    Despite its complete lack of veracity, this myth remains a powerful one, and inseveral US states legislation dictates that doctors can be fined for not warning women that the foetus might experience pain, despite the scientific advice suggesting “proposals to inform women seeking abortions of the potential for pain in foetuses are not supported by evidence. Legal or clinical mandates for interventions to prevent such pain are scientifically unsound and may expose women to inappropriate interventions, risks, and distress.”

    Reducing access to abortion decreases demand for abortion

    Anti-abortion campaigners often operate under the implicit assumption that additional hurdles towards obtaining abortions will decrease the number of abortion performed; this is demonstrably false. Reducing access to abortion doesn’t quell the demand for abortion, and making abortion illegal simply makes abortion less safe. Evidence suggests that the abortion rate is approximately equal in countries with and without legal abortion. A 2012 Lancet study found that regions with restricted abortion access have higher rates than more liberal areas, and restricted regions had a much higher incidence of unsafe abortion. Worldwide, about 42 million women a year choose to get abortions, and of these about 21.6 million are unsafe. The consequences of this are grim, resulting in around 47,000 maternal deaths a year. This makes it one of the leading causes of maternal mortality (13%), and can lead to serious complications even when survived.

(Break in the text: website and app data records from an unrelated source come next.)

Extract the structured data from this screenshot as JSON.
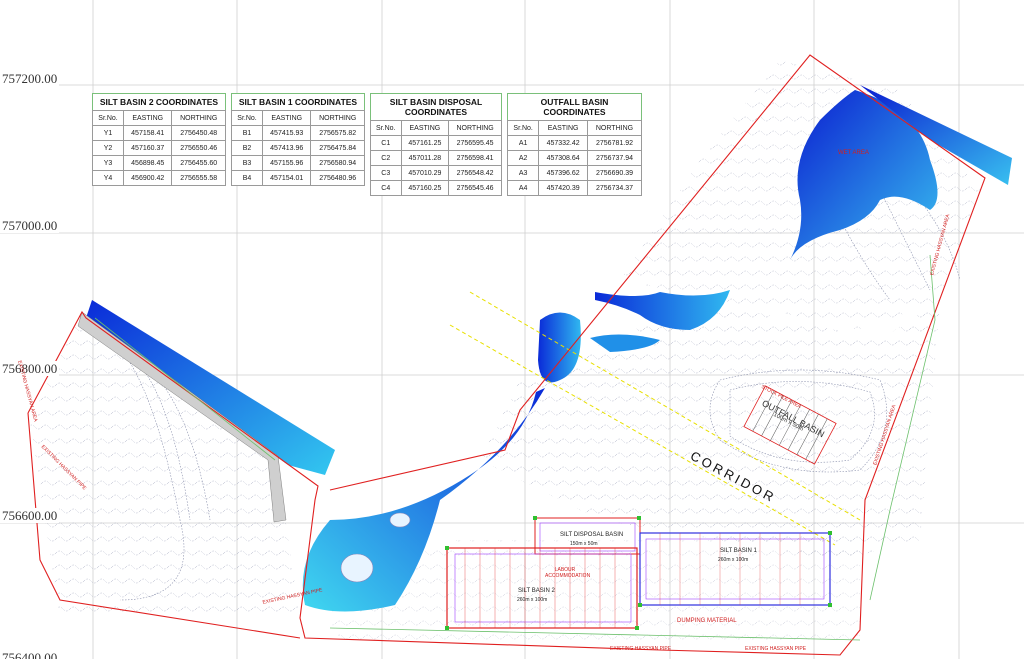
{
  "northings": [
    "757200.00",
    "757000.00",
    "756800.00",
    "756600.00",
    "756400.00"
  ],
  "tables": [
    {
      "title": "SILT BASIN 2 COORDINATES",
      "headers": [
        "Sr.No.",
        "EASTING",
        "NORTHING"
      ],
      "rows": [
        [
          "Y1",
          "457158.41",
          "2756450.48"
        ],
        [
          "Y2",
          "457160.37",
          "2756550.46"
        ],
        [
          "Y3",
          "456898.45",
          "2756455.60"
        ],
        [
          "Y4",
          "456900.42",
          "2756555.58"
        ]
      ]
    },
    {
      "title": "SILT BASIN 1 COORDINATES",
      "headers": [
        "Sr.No.",
        "EASTING",
        "NORTHING"
      ],
      "rows": [
        [
          "B1",
          "457415.93",
          "2756575.82"
        ],
        [
          "B2",
          "457413.96",
          "2756475.84"
        ],
        [
          "B3",
          "457155.96",
          "2756580.94"
        ],
        [
          "B4",
          "457154.01",
          "2756480.96"
        ]
      ]
    },
    {
      "title": "SILT BASIN DISPOSAL COORDINATES",
      "headers": [
        "Sr.No.",
        "EASTING",
        "NORTHING"
      ],
      "rows": [
        [
          "C1",
          "457161.25",
          "2756595.45"
        ],
        [
          "C2",
          "457011.28",
          "2756598.41"
        ],
        [
          "C3",
          "457010.29",
          "2756548.42"
        ],
        [
          "C4",
          "457160.25",
          "2756545.46"
        ]
      ]
    },
    {
      "title": "OUTFALL BASIN COORDINATES",
      "headers": [
        "Sr.No.",
        "EASTING",
        "NORTHING"
      ],
      "rows": [
        [
          "A1",
          "457332.42",
          "2756781.92"
        ],
        [
          "A2",
          "457308.64",
          "2756737.94"
        ],
        [
          "A3",
          "457396.62",
          "2756690.39"
        ],
        [
          "A4",
          "457420.39",
          "2756734.37"
        ]
      ]
    }
  ],
  "labels": {
    "corridor": "CORRIDOR",
    "outfall_basin": "OUTFALL BASIN",
    "outfall_dims": "100m x 50m",
    "stock_pile": "STOCK PILE AREA",
    "silt_disposal": "SILT DISPOSAL BASIN",
    "silt_disposal_dims": "150m x 50m",
    "silt_basin_1": "SILT BASIN 1",
    "silt_basin_1_dims": "260m x 100m",
    "silt_basin_2": "SILT BASIN 2",
    "silt_basin_2_dims": "260m x 100m",
    "labour": "LABOUR ACCOMMODATION",
    "dumping": "DUMPING MATERIAL",
    "wet_area": "WET AREA",
    "hassyan_left_1": "EXISTING HASSYAN AREA",
    "hassyan_left_2": "EXISTING HASSYAN PIPE",
    "hassyan_right_1": "EXISTING HASSYAN AREA",
    "hassyan_right_2": "EXISTING HASSYAN AREA",
    "pipe_bottom_1": "EXISTING HASSYAN PIPE",
    "pipe_bottom_2": "EXISTING HASSYAN PIPE",
    "pipe_bottom_3": "EXISTING HASSYAN PIPE"
  },
  "colors": {
    "boundary": "#e02020",
    "water_light": "#33c8f0",
    "water_dark": "#0a2ad8",
    "grid": "#c8c8c8",
    "contour": "#8a8fa8",
    "table_border": "#7ac07a",
    "corridor_line": "#e8e000"
  }
}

    In the developed world where international travel is affordable, abortion restrictions make even less sense. Ireland, for example, has incredibly restrictive abortion laws, a hangover from the days when it was the last outpost of the Vatican in Europe (a situation I’ve alluded to before). But whilst the Irish anti-abortion lobbyists boast of Ireland being abortion-free, this sanctimonious gloat ignores that fact that an average of 12 women a day travel to Britain for abortions, with others procuring abortificants online. These extra barriers do not dissuade women from seeking terminations, they merely add emotional and financial obstacles to obtaining them.

    These are just some of the claims which surface, hydra-like, when abortion is discussed, and this article is by no means comprehensive. Abortion is an emotive issue, and there is an an entire spectrum of positions which one might subscribe to. And of course, people have every right to hold any opinion they like. But we do not have the right to invent our own facts, and perpetuating debunked fiction helps no one. Such cynical truth-bending is not only intellectually vapid, it compounds an already difficult situation many women face, substituing emotive and sometimes manipulative fabrications in lieu of clear information.

    Dr David Robert Grimes is a physicist and cancer researcher at Oxford University. He is a regular Irish Times columnist and blogs at www.davidrobertgrimes.com. He was joint winner of the 2014 John Maddox Prize for Standing up for Science.

    Category: GenderScience


    Article by: Jonathan MS Pearce